Imagine if retirement were financed by scholarships, grants and loans.
You could qualify for a substantial aid package to pay for your senior years. Your stellar job “grades” and career achievements would be rewarded with significant merit aid.
Alas, no such aid exists. Paying for retirement is an expensive obligation that you have to handle on your own.
The one similarity with college is you likely will need to set aside money for many years in order to take care of it.
And if you need to save for your children’s college as well as your own retirement, you’ve got a daunting challenge on your hands.
The cost of a college education continues to rise faster than inflation, at roughly 5 percent per year. The average sticker-price for four years at a private college is now more than $150,000 — including $38,589 for the 2011-12 school year. Even going to your state’s university runs close to half that total at an average $17,131 a year, according to the College Board.
Retirement is far more expensive than that.
How do you balance those important objectives? Here are five considerations to keep top-of-mind as you juggle both:
Put retirement first
Student loan debt has risen above $1 trillion and the average student’s debt at graduation now exceeds $25,000, according to the Project on Student Debt. Hoping to keep their own kids from being overly burdened, parents often unwisely sink thousands of dollars into their children’s education that otherwise would have gone toward their own retirement.
The latest evidence of this largesse came in recent survey results by Ameriprise Financial that showed that only 24 percent of baby boomers were putting away money for their future, down from 44 percent at the end of 2007. Yet the level of support they were providing their children and other family members had not changed.
Paying for college has to take a back seat to retirement, says Kalman Chany, a New York financial aid consultant and author of “Paying for College Without Going Broke.”
The real dilemma is whether you’ll have enough money left for retirement after repaying your debt, Chany says.

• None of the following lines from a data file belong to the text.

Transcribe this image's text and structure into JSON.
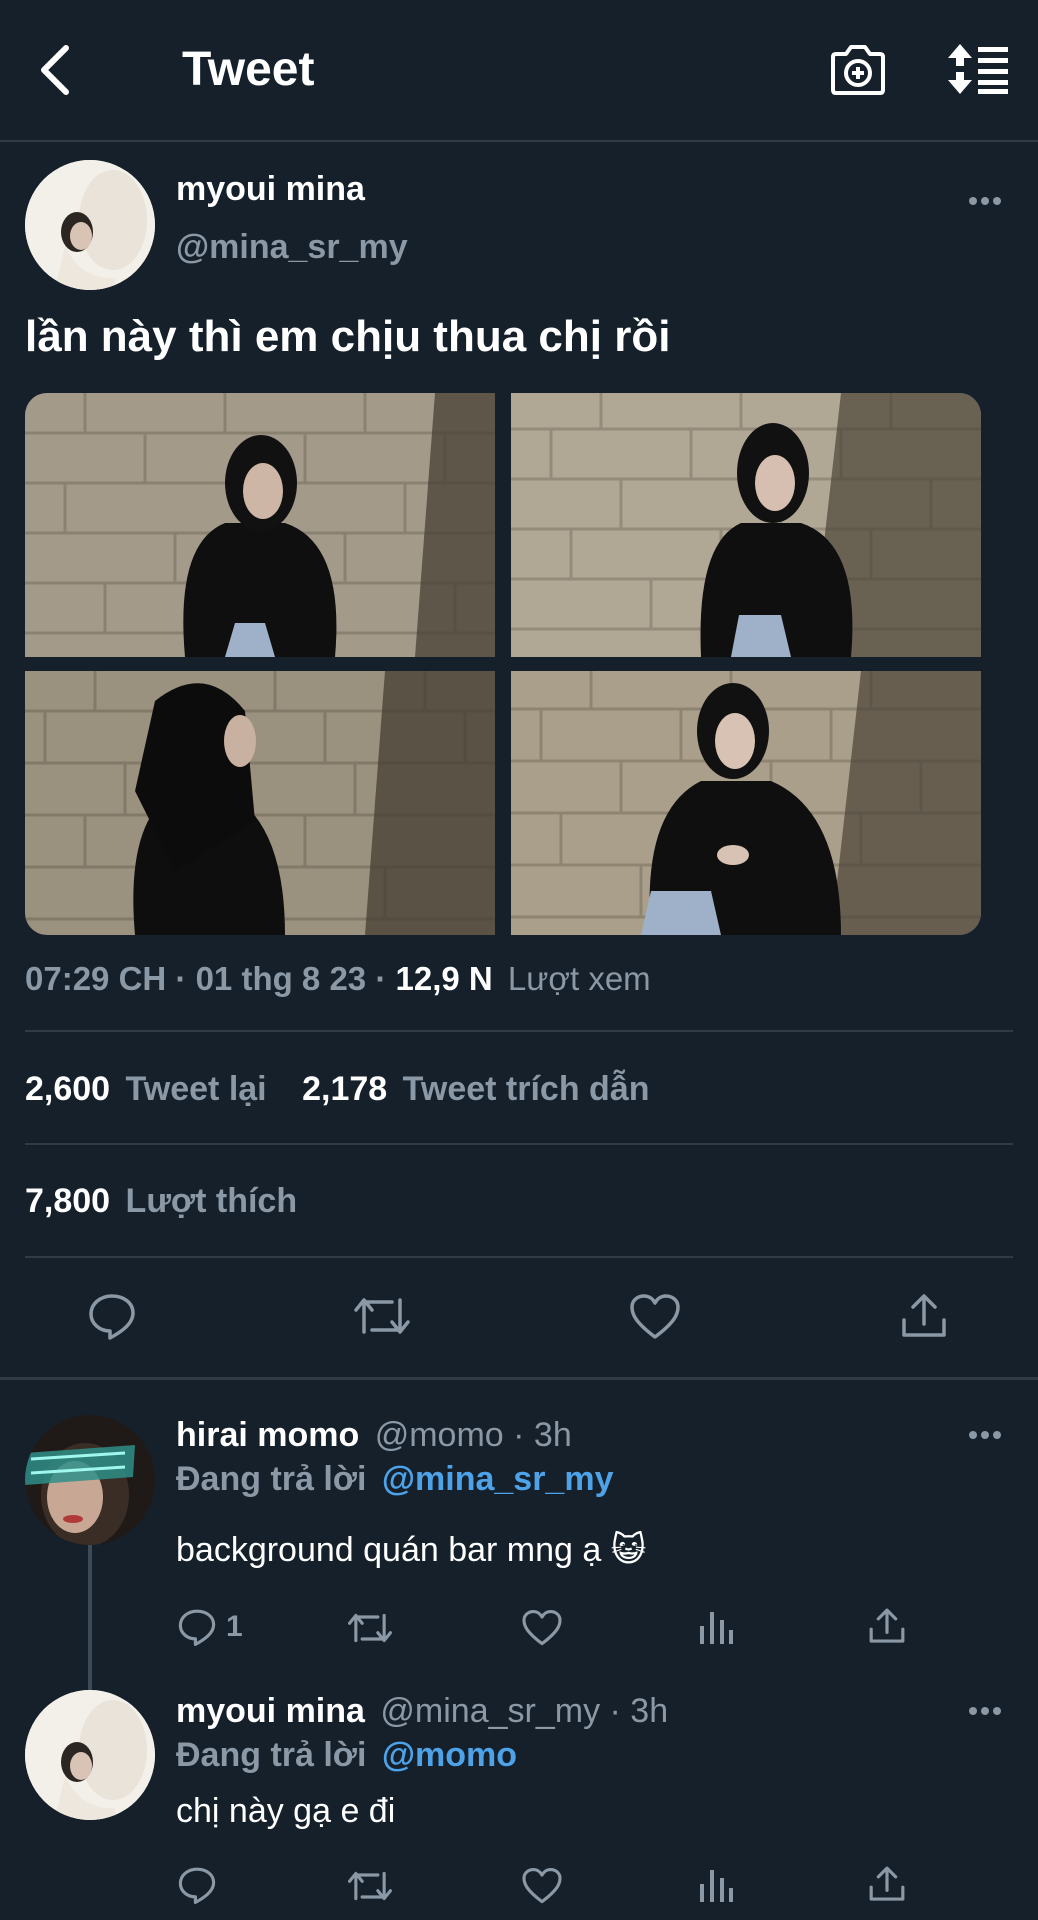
{
  "header": {
    "title": "Tweet",
    "icons": [
      "back-arrow-icon",
      "camera-add-icon",
      "sort-timeline-icon"
    ]
  },
  "tweet": {
    "display_name": "myoui mina",
    "handle": "@mina_sr_my",
    "text": "lần này thì em chịu thua chị rồi",
    "time": "07:29 CH",
    "date": "01 thg 8 23",
    "views_count": "12,9 N",
    "views_label": "Lượt xem",
    "retweets_count": "2,600",
    "retweets_label": "Tweet lại",
    "quotes_count": "2,178",
    "quotes_label": "Tweet trích dẫn",
    "likes_count": "7,800",
    "likes_label": "Lượt thích",
    "sep": "·"
  },
  "replies": [
    {
      "display_name": "hirai momo",
      "handle": "@momo",
      "age": "3h",
      "replying_label": "Đang trả lời",
      "replying_to": "@mina_sr_my",
      "text": "background quán bar mng ạ 😺",
      "reply_count": "1"
    },
    {
      "display_name": "myoui mina",
      "handle": "@mina_sr_my",
      "age": "3h",
      "replying_label": "Đang trả lời",
      "replying_to": "@momo",
      "text": "chị này gạ e đi",
      "reply_count": ""
    }
  ],
  "colors": {
    "background": "#15202b",
    "muted": "#8b98a5",
    "link": "#4ea3e8",
    "divider": "#2f3b47"
  }
}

Don’t give in to the temptation to pitch in heavily for college without making sure your retirement savings are on track. You may well leave yourself short in the future, especially with retirements now often spanning three decades.

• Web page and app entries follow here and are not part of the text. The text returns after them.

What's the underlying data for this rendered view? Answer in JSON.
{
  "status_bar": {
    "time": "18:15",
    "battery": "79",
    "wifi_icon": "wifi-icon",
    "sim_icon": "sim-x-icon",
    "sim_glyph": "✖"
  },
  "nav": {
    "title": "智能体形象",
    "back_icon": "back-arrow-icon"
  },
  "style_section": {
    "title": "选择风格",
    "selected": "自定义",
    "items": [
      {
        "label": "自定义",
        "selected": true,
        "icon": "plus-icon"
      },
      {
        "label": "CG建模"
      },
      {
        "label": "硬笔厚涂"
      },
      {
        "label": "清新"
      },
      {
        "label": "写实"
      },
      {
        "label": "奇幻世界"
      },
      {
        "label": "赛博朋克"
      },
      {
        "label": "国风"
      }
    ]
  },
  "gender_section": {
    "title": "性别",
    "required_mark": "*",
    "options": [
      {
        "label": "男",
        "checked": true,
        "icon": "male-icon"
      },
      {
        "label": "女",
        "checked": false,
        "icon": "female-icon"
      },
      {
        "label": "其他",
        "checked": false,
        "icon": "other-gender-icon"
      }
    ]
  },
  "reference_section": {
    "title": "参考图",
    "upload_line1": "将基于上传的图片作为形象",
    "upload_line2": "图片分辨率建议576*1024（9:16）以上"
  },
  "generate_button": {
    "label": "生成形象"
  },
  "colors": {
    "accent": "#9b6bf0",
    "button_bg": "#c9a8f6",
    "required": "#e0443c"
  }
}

Start early on college savings
It’s critical to start saving early for college, especially as tuition costs continue to accelerate.
“People who can save even $25 or $50 a month can amass a decent-sized college account,” says Lynn O’Shaughnessy, a college consultant and author of “The College Solution.”
Set up a 529 college savings plan to take advantage of the tax-free withdrawals for education costs.
Parents of a baby born today would have to save $385 a month in order to afford housing and tuition at the average state school, according to Kent Smetters, professor at the University of Pennsylvania’s Wharton School. If you don’t start saving until the child is in middle school, the required monthly savings amount jumps to $780.
Set aside 11-15 percent
There isn’t a consensus on exactly how much savings you should have for retirement. It’s generally thought you’ll need to make anywhere from 70 percent to 85 percent of your pre-retirement income to maintain a similar standard of living in retirement.
To reach that level of financial security, many financial planners say a good general rule of thumb is to focus on saving 11 percent to 15 percent of pay over a 40-year career.
That can sound overwhelming for parents who have house payments and perhaps college debts of their own. But reaching that proportion can come gradually.
A good way for young parents to start is by contributing 3 percent to 401(k) accounts if their employers offer them. Or up to 6 percent if that’s what’s needed to qualify for the company’s free “match” money.
Then whenever you get a raise, put all but 1 percent toward your retirement account, advises Cheryl Krueger, an actuary with Growing Fortunes Financial Partners in Schaumburg, Ill. So if you get a 3 percent raise, bump up your 401(k) contribution by 2 percent.
Involve kids in college planning
Convey the importance of college to your child early even if you don’t tell her about the financial aspects until later.
Carving off part of each allowance for college savings makes clear that the responsibility will be shared. Krueger, for example, requires that 20 percent of her 11-year-old son’s allowance go to savings — half of that for college.
Then in high school you can get into the numbers. Lay out the parameters for a decision, such as telling your son or daughter that you’ll pay for the equivalent of four years at a state school but can afford no more. Be aware that it’s common for a student to take five or even six years to graduate.
Reduce college costs
Several strategies can enable you to avoid paying full price.
One is to encourage your child to graduate a semester or two early. Taking as many Advanced Placement courses as possible in high school, and perhaps a community college class or two in the summer, could give a student a full year’s worth of college credit.
Another is to spend the first year or two at a local community college, an increasingly popular option, before transferring to a four-year college. The average two-year program costs just $2,713 a year.
Applying strategically to colleges also can yield big savings.
Parents typically assume that their state university is the least expensive option, but that’s often not the case. Many private colleges offer extremely generous merit aid to students with strong grades and standardized test scores, even if they weren’t at the top of their class.
And some states offer reciprocity for students from neighboring states to attend without paying out-of-state tuition costs, which can be triple the price of in-state.
“Some families are willing to just break the bank” for their kids’ college education, O’Shaughnessy says. “They shouldn’t.”
Especially if they want to have a comfortable retirement, too.